The continuing effects of the COVID-19 pandemic can still be seen on the Minnesota tourism industry and House lawmakers are looking to provide some financial help.
The need may even force lawmakers to act more quickly on a bill sponsored by Rep. Rick Hansen (DFL-South St. Paul) that would appropriate $6 million in fiscal year 2023 for a tourism industry recovery program.
The House Environment and Natural Resources Finance and Policy Committee heard testimony from several members of the state’s tourism industry Thursday, but took no action on HF3616. According to data from Explore Minnesota Tourism, the industry has sustained nearly $12 billion in travel spending losses since 2019.
Hansen originally indicated the bill would be laid over for possible inclusion in an omnibus bill. After hearing testimony, he changed his motion to quicken the process. Hansen said the bill – after time to make changes – is expected to be potentially moved by the committee Tuesday.
“I think the case is here for emergency and timeliness just as much as what we’ve heard earlier from businesses,” Hansen said. “I have a lot of people in my district that work in Downtown St. Paul in the bars and restaurants. If we’re going to help out everybody, being One Minnesota, I think we can hold this over, not for an omnibus bill, but to move it.”
Hansen wants to add that tribal governments would be included and add language that would provide randomization of the grants to avoid a first-come, first-served basis. He also might want to increase the appropriation.

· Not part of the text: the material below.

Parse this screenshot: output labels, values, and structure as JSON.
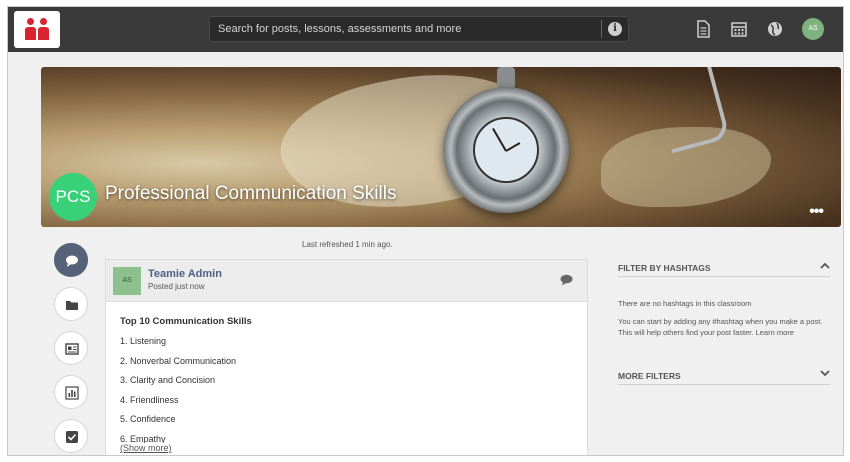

“Your idea of potentially moving this forward in a more timely way makes a lot of sense,” said Rep. Josh Heintzeman (R-Nisswa).
Terry Mattson, president and CEO of Visit St. Paul, said the immediate St. Paul area has lost more than $1 billion in sales and $70 million in related tax revenues, along with the loss of 15,000 to 20,000 jobs in the industry during the pandemic.
Hotel occupancy in downtown St. Paul, according to Mattson, was consistently in the “mid-60s percentile” and declined to about 25% in 2020 and 32% in 2021. Mattson said the numbers for January are back to about 25%.
“Minnesota tourism was, and is still, deeply impacted by this global pandemic,” Mattson said. “The pain is widespread. The comeback curve swings widely depending on where you are in Minnesota. Recovery also depends on who you are. While some have gained momentum, there are still many, many challenges and uncertainties for all of us.”
Representing the Minnesota Tourism Growth Coalition, Sarah Psick said the $750,000 appropriated in 2021 for a tourism recovery grant program was accounted for within eight hours of the application period opening.
“So, clearly there’s a need for this funding today,” Psick said.